- Opening Delimiter -
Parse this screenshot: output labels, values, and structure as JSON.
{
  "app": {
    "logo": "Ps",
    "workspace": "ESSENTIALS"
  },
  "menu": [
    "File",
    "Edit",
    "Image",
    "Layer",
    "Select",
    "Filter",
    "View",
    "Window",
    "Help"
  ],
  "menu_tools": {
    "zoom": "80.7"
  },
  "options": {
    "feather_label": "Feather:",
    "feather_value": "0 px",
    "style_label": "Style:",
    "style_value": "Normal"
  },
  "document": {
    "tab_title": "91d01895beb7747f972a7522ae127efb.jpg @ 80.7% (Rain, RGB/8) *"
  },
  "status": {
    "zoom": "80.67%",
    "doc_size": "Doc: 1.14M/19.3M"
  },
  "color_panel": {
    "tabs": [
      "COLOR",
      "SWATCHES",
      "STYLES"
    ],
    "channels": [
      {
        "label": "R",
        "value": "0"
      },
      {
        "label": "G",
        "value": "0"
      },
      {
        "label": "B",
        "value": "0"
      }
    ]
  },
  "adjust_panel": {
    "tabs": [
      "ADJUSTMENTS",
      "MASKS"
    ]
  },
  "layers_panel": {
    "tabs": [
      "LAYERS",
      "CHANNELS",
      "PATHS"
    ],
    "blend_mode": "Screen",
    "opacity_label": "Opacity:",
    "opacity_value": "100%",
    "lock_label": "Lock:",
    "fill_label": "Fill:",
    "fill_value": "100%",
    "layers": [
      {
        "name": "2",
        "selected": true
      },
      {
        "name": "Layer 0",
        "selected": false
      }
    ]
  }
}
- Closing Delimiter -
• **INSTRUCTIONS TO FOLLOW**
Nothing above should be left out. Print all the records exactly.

• **FINISHED TASK**
Parse this screenshot: output labels, values, and structure as JSON.
{
  "app": {
    "logo": "Ps",
    "workspace": "ESSENTIALS"
  },
  "menu": [
    "File",
    "Edit",
    "Image",
    "Layer",
    "Select",
    "Filter",
    "View",
    "Window",
    "Help"
  ],
  "menu_tools": {
    "zoom": "80.7"
  },
  "options": {
    "feather_label": "Feather:",
    "feather_value": "0 px",
    "style_label": "Style:",
    "style_value": "Normal"
  },
  "document": {
    "tab_title": "91d01895beb7747f972a7522ae127efb.jpg @ 80.7% (Rain, RGB/8) *"
  },
  "status": {
    "zoom": "80.67%",
    "doc_size": "Doc: 1.14M/19.3M"
  },
  "color_panel": {
    "tabs": [
      "COLOR",
      "SWATCHES",
      "STYLES"
    ],
    "channels": [
      {
        "label": "R",
        "value": "0"
      },
      {
        "label": "G",
        "value": "0"
      },
      {
        "label": "B",
        "value": "0"
      }
    ]
  },
  "adjust_panel": {
    "tabs": [
      "ADJUSTMENTS",
      "MASKS"
    ]
  },
  "layers_panel": {
    "tabs": [
      "LAYERS",
      "CHANNELS",
      "PATHS"
    ],
    "blend_mode": "Screen",
    "opacity_label": "Opacity:",
    "opacity_value": "100%",
    "lock_label": "Lock:",
    "fill_label": "Fill:",
    "fill_value": "100%",
    "layers": [
      {
        "name": "2",
        "selected": true
      },
      {
        "name": "Layer 0",
        "selected": false
      }
    ]
  }
}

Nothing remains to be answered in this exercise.